- **SOURCE DATA**

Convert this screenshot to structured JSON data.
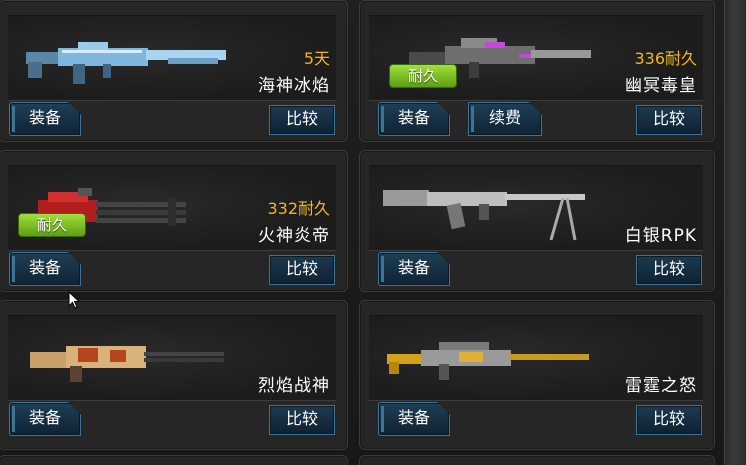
{
  "buttons": {
    "equip": "装备",
    "compare": "比较",
    "renew": "续费"
  },
  "badges": {
    "durable": "耐久"
  },
  "weapons": [
    {
      "name": "海神冰焰",
      "duration": "5天",
      "icon": "blue-ice-rifle-icon"
    },
    {
      "name": "幽冥毒皇",
      "duration": "336耐久",
      "icon": "dark-poison-rifle-icon"
    },
    {
      "name": "火神炎帝",
      "duration": "332耐久",
      "icon": "red-gatling-gun-icon"
    },
    {
      "name": "白银RPK",
      "duration": "",
      "icon": "silver-rpk-icon"
    },
    {
      "name": "烈焰战神",
      "duration": "",
      "icon": "flame-minigun-icon"
    },
    {
      "name": "雷霆之怒",
      "duration": "",
      "icon": "gold-sniper-rifle-icon"
    }
  ],
  "colors": {
    "duration": "#f3b51c",
    "durable_badge": "#7fc226",
    "button_border": "#3d7394"
  }
}
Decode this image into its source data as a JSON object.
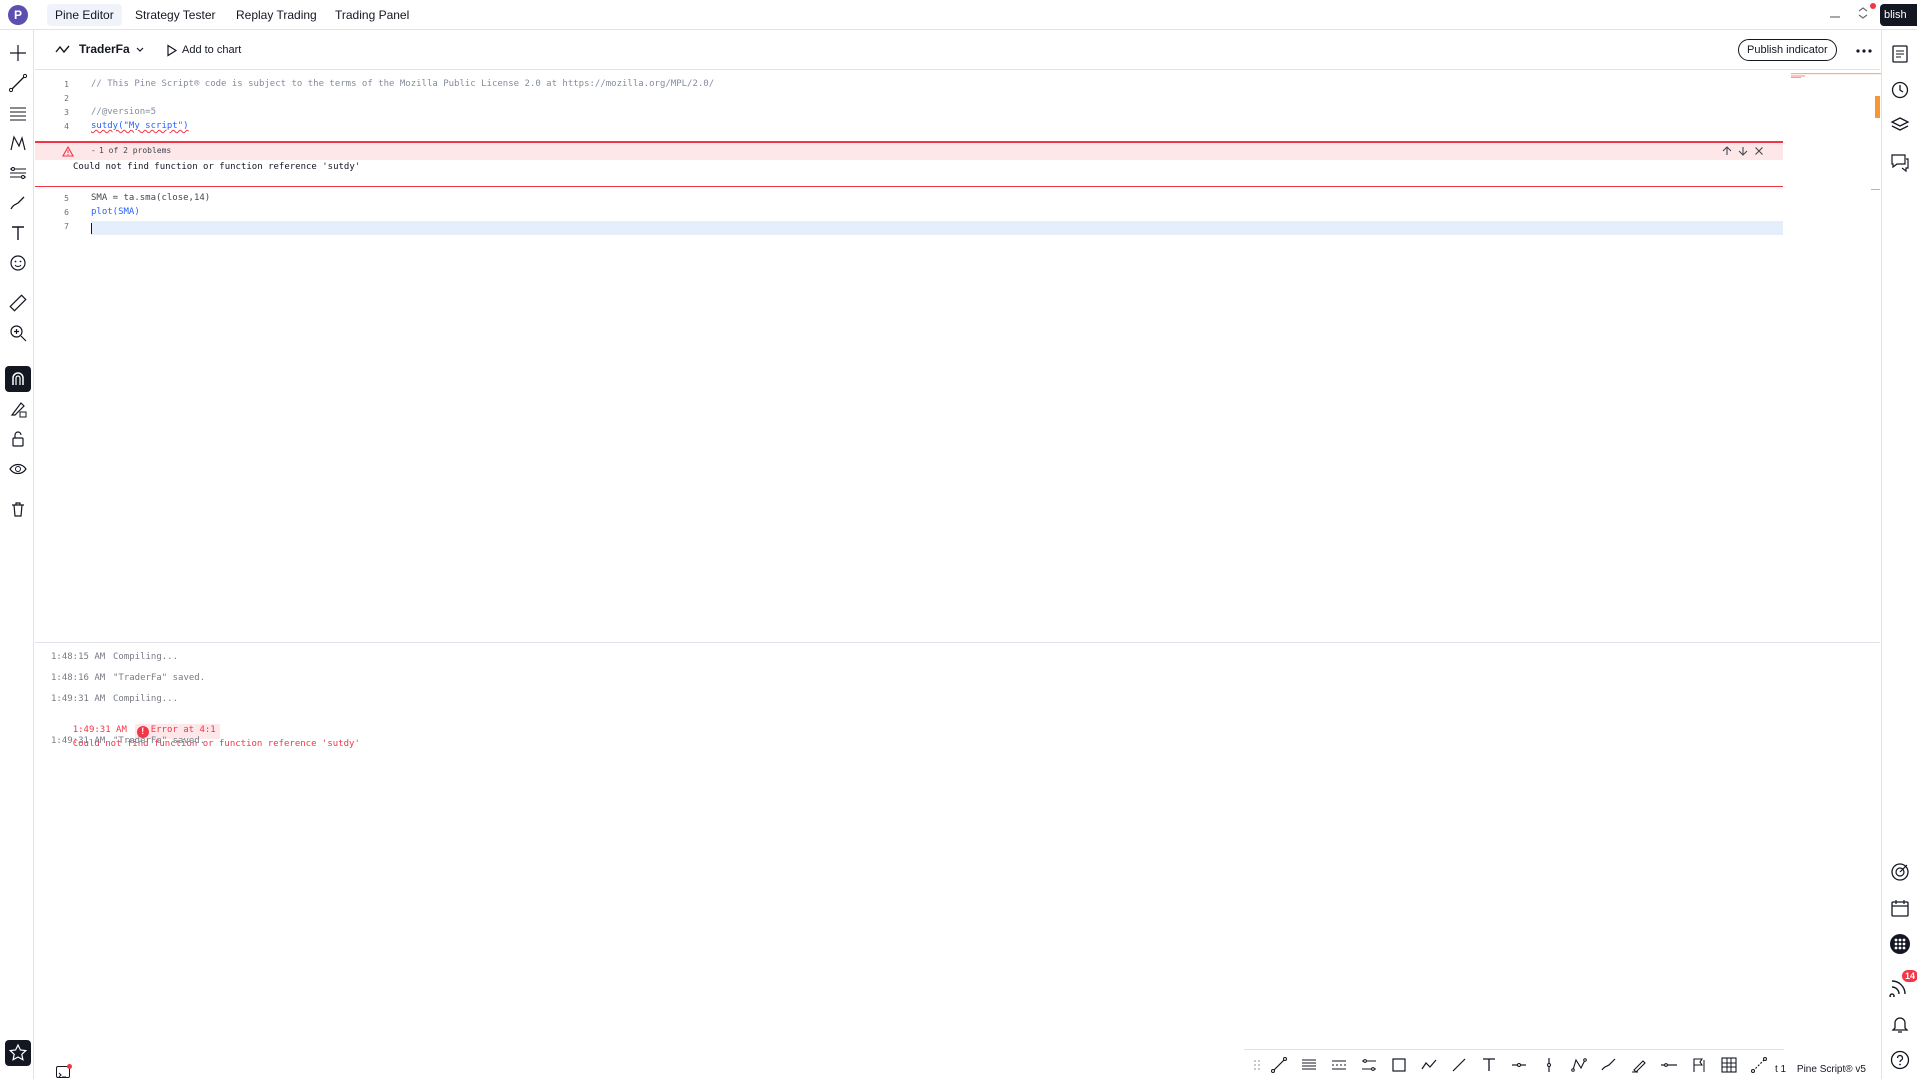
{
  "app": {
    "avatar_letter": "P",
    "tabs": [
      "Pine Editor",
      "Strategy Tester",
      "Replay Trading",
      "Trading Panel"
    ],
    "publish_short": "blish"
  },
  "editor": {
    "script_name": "TraderFa",
    "add_to_chart": "Add to chart",
    "publish_indicator": "Publish indicator",
    "lines": [
      {
        "num": "1",
        "text": "// This Pine Script® code is subject to the terms of the Mozilla Public License 2.0 at https://mozilla.org/MPL/2.0/"
      },
      {
        "num": "2",
        "text": ""
      },
      {
        "num": "3",
        "text": "//@version=5"
      },
      {
        "num": "4",
        "text": "sutdy(\"My script\")"
      },
      {
        "num": "5",
        "text": "SMA = ta.sma(close,14)"
      },
      {
        "num": "6",
        "text": "plot(SMA)"
      },
      {
        "num": "7",
        "text": ""
      }
    ],
    "problem_counter": "1 of 2 problems",
    "problem_message": "Could not find function or function reference 'sutdy'"
  },
  "console": {
    "logs": [
      {
        "time": "1:48:15 AM",
        "text": "Compiling...",
        "error": false
      },
      {
        "time": "1:48:16 AM",
        "text": "\"TraderFa\" saved.",
        "error": false
      },
      {
        "time": "1:49:31 AM",
        "text": "Compiling...",
        "error": false
      },
      {
        "time": "1:49:31 AM",
        "label": "Error at 4:1",
        "text": "Could not find function or function reference 'sutdy'",
        "error": true
      },
      {
        "time": "1:49:31 AM",
        "text": "\"TraderFa\" saved.",
        "error": false
      }
    ]
  },
  "right_toolbar": {
    "notifications_badge": "14"
  },
  "status": {
    "left_fragment": "t 1",
    "pine_version": "Pine Script® v5"
  },
  "colors": {
    "error": "#f23645",
    "accent": "#2962ff",
    "active_dark": "#131722"
  }
}
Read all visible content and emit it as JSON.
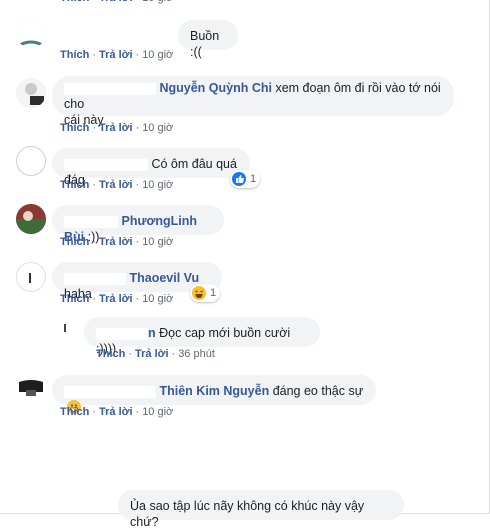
{
  "actions": {
    "like": "Thích",
    "reply": "Trả lời",
    "separator": "·"
  },
  "comments": [
    {
      "name": "",
      "text": "Buồn :((",
      "time": "10 giờ"
    },
    {
      "name": "Nguyễn Quỳnh Chi",
      "text_line1": "xem đoạn ôm đi rồi vào tớ nói cho",
      "text_line2": "cái này",
      "time": "10 giờ"
    },
    {
      "name": "",
      "text": "Có ôm đâu quá đág",
      "time": "10 giờ",
      "reaction_icon": "like-icon",
      "reaction_count": "1"
    },
    {
      "name": "PhươngLinh Bùi",
      "text": ":))",
      "time": "10 giờ"
    },
    {
      "name": "Thaoevil Vu",
      "text": "haha",
      "time": "10 giờ",
      "reaction_icon": "haha-icon",
      "reaction_count": "1"
    },
    {
      "name": "n",
      "text": "Đọc cap mới buồn cười :))))",
      "time": "36 phút"
    },
    {
      "name": "Thiên Kim Nguyễn",
      "text": "đáng eo thậc sự",
      "emoji": "grinning-face-icon",
      "time": "10 giờ"
    },
    {
      "name": "",
      "text": "Ủa sao tập lúc nãy không có khúc này vậy chứ?"
    }
  ]
}
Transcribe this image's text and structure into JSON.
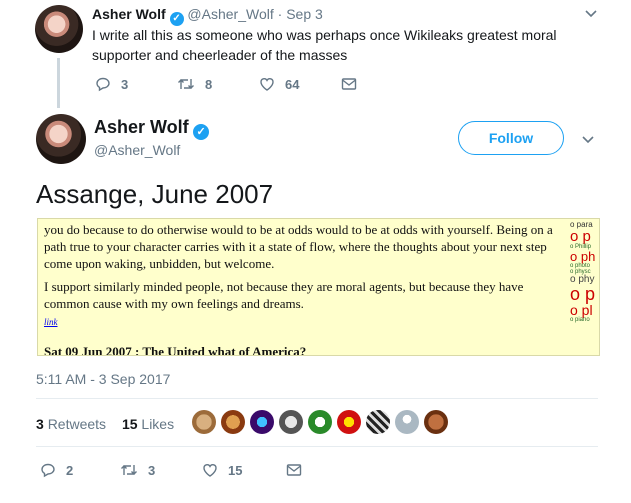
{
  "tweet1": {
    "name": "Asher Wolf",
    "handle": "@Asher_Wolf",
    "date": "· Sep 3",
    "text": "I write all this as someone who was perhaps once Wikileaks greatest moral supporter and cheerleader of the masses",
    "replies": "3",
    "retweets": "8",
    "likes": "64"
  },
  "tweet2": {
    "name": "Asher Wolf",
    "handle": "@Asher_Wolf",
    "follow_label": "Follow",
    "text": "Assange, June 2007",
    "excerpt": {
      "para1": "you do because to do otherwise would to be at odds would to be at odds with yourself. Being on a path true to your character carries with it a state of flow, where the thoughts about your next step come upon waking, unbidden, but welcome.",
      "para2": "I support similarly minded people, not because they are moral agents, but because they have common cause with my own feelings and dreams.",
      "link": "link",
      "date_heading": "Sat 09 Jun 2007 : The United what of America?",
      "side": [
        "o para",
        "o p",
        "o Phillip",
        "o ph",
        "o photo",
        "o physc",
        "o phy",
        "o p",
        "o pl",
        "o piano"
      ]
    },
    "timestamp": "5:11 AM - 3 Sep 2017",
    "retweets_count": "3",
    "retweets_label": "Retweets",
    "likes_count": "15",
    "likes_label": "Likes",
    "replies": "2",
    "retweets": "3",
    "likes": "15"
  },
  "colors": {
    "accent": "#1da1f2",
    "excerpt_bg": "#ffffcc",
    "thread_line": "#ccd6dd",
    "side_red": "#cc0000"
  },
  "icons": [
    "verified-badge-icon",
    "chevron-down-icon",
    "reply-icon",
    "retweet-icon",
    "heart-icon",
    "envelope-icon"
  ]
}
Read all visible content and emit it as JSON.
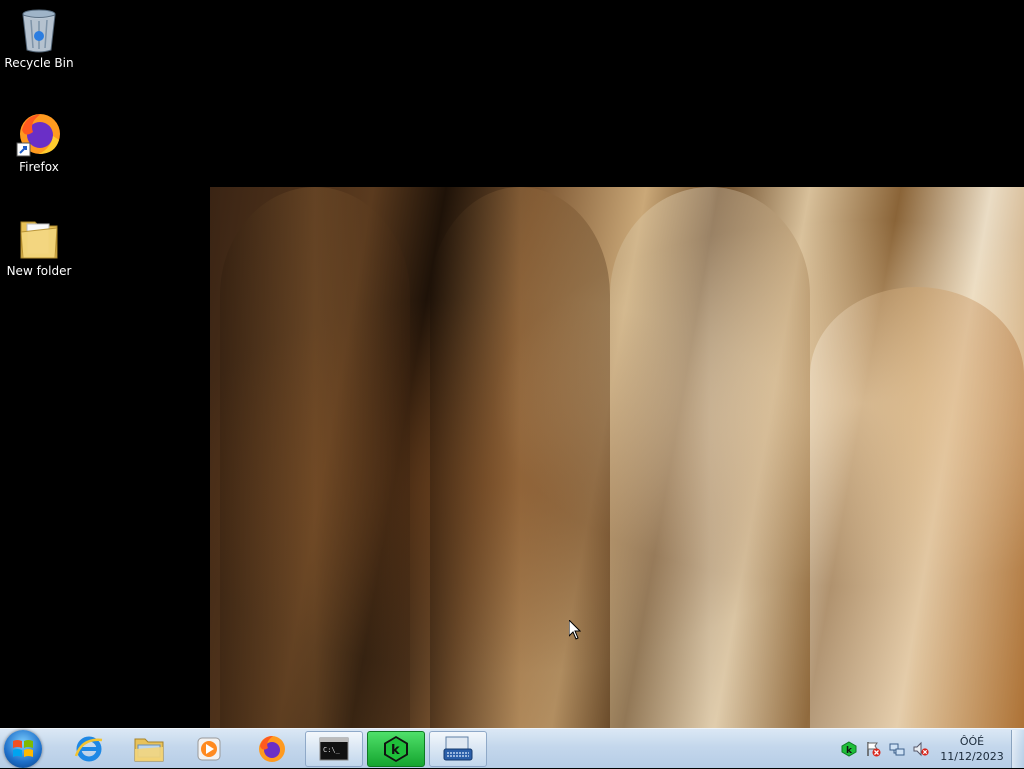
{
  "desktop": {
    "icons": [
      {
        "label": "Recycle Bin",
        "icon": "recycle-bin-icon"
      },
      {
        "label": "Firefox",
        "icon": "firefox-icon"
      },
      {
        "label": "New folder",
        "icon": "folder-icon"
      }
    ]
  },
  "taskbar": {
    "start": {
      "icon": "windows-start-icon"
    },
    "pinned": [
      {
        "name": "internet-explorer",
        "icon": "internet-explorer-icon",
        "active": false
      },
      {
        "name": "windows-explorer",
        "icon": "folder-explorer-icon",
        "active": false
      },
      {
        "name": "media-player",
        "icon": "media-player-icon",
        "active": false
      },
      {
        "name": "firefox",
        "icon": "firefox-icon",
        "active": false
      },
      {
        "name": "command-prompt",
        "icon": "cmd-icon",
        "active": true
      },
      {
        "name": "kaspersky",
        "icon": "kaspersky-icon",
        "active": true
      },
      {
        "name": "on-screen-keyboard",
        "icon": "keyboard-icon",
        "active": true
      }
    ],
    "tray": {
      "icons": [
        "kaspersky-tray-icon",
        "action-center-flag-icon",
        "network-icon",
        "volume-muted-icon"
      ],
      "clock_time": "ÔÓÉ",
      "clock_date": "11/12/2023"
    }
  },
  "colors": {
    "taskbar": "#c4d7ec",
    "kaspersky_green": "#1fbf3a",
    "start_orb": "#1e6fc9"
  }
}
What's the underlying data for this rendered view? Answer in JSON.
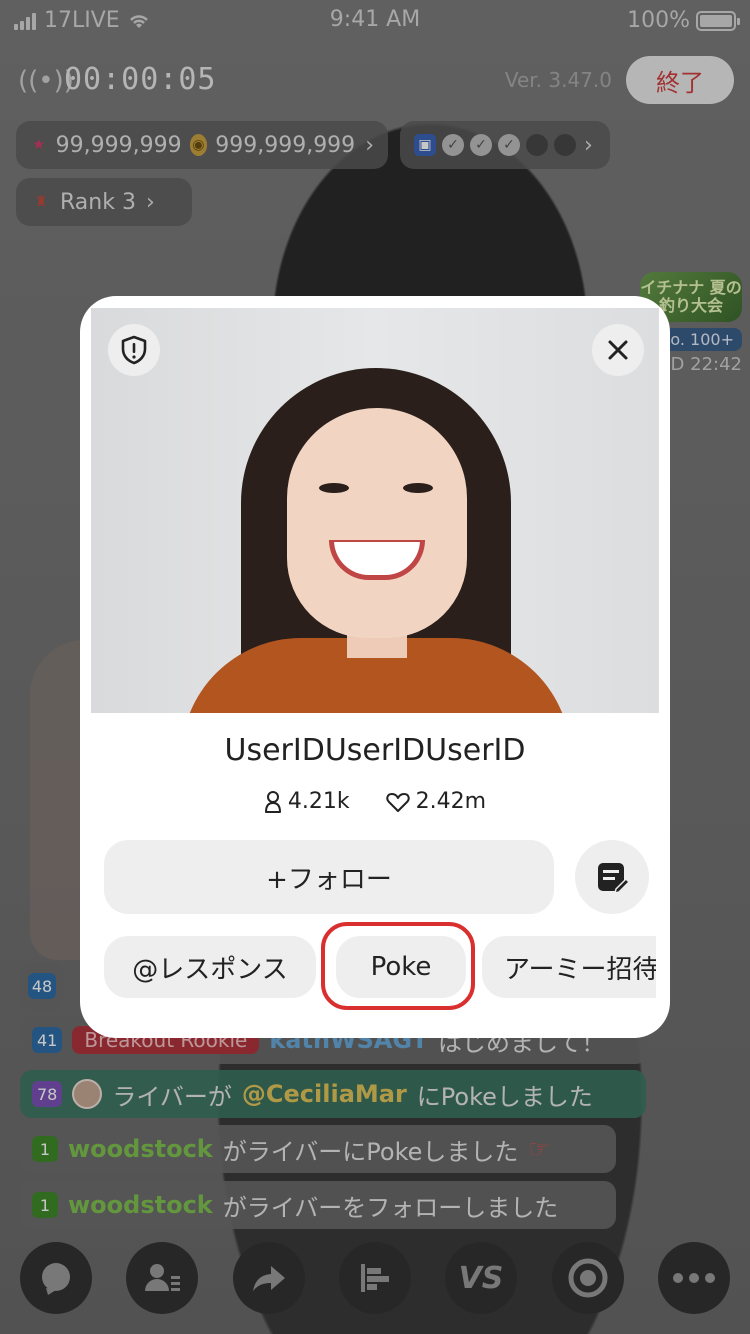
{
  "status_bar": {
    "carrier": "17LIVE",
    "time": "9:41 AM",
    "battery": "100%",
    "battery_level": 1.0
  },
  "header": {
    "timer": "00:00:05",
    "version": "Ver. 3.47.0",
    "end_label": "終了"
  },
  "stats_pill": {
    "points": "99,999,999",
    "coins": "999,999,999"
  },
  "rank_pill": {
    "label": "Rank 3"
  },
  "event_banner": {
    "title": "イチナナ 夏の釣り大会",
    "rank": "No. 100+",
    "time": "OD 22:42"
  },
  "chat": [
    {
      "level": "48",
      "text": ""
    },
    {
      "level": "41",
      "badge": "Breakout Rookie",
      "user": "kathWSAGT",
      "text": "はじめまして！"
    },
    {
      "level": "78",
      "prefix": "ライバーが",
      "mention": "@CeciliaMar",
      "suffix": "にPokeしました"
    },
    {
      "level": "1",
      "user": "woodstock",
      "text": "がライバーにPokeしました"
    },
    {
      "level": "1",
      "user": "woodstock",
      "text": "がライバーをフォローしました"
    }
  ],
  "profile": {
    "username": "UserIDUserIDUserID",
    "followers": "4.21k",
    "likes": "2.42m",
    "follow_label": "+フォロー",
    "actions": [
      "@レスポンス",
      "Poke",
      "アーミー招待"
    ]
  },
  "toolbar": {
    "vs_label": "VS"
  },
  "colors": {
    "highlight": "#d92f2f",
    "end_text": "#d04040",
    "username_green": "#7fc24f",
    "mention_gold": "#e2c45a"
  }
}
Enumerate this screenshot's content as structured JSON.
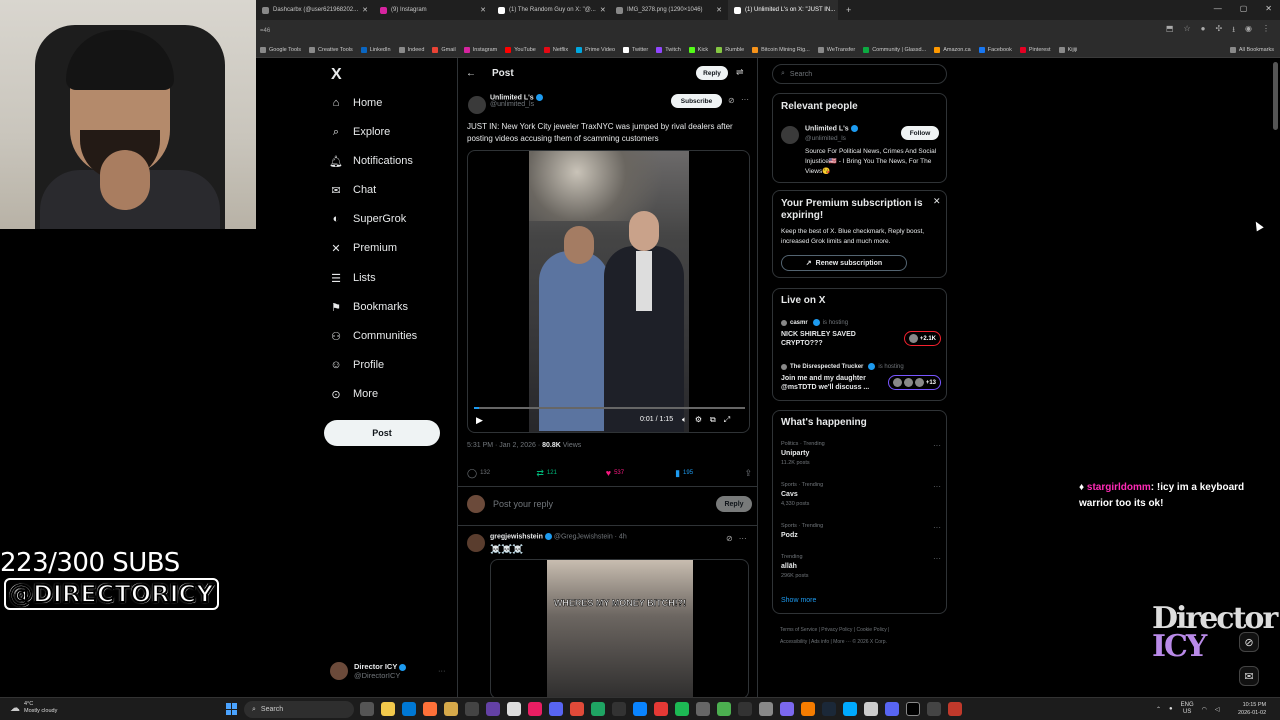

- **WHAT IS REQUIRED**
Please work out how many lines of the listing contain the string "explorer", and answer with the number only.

- **EXERCISE ANSWER**
4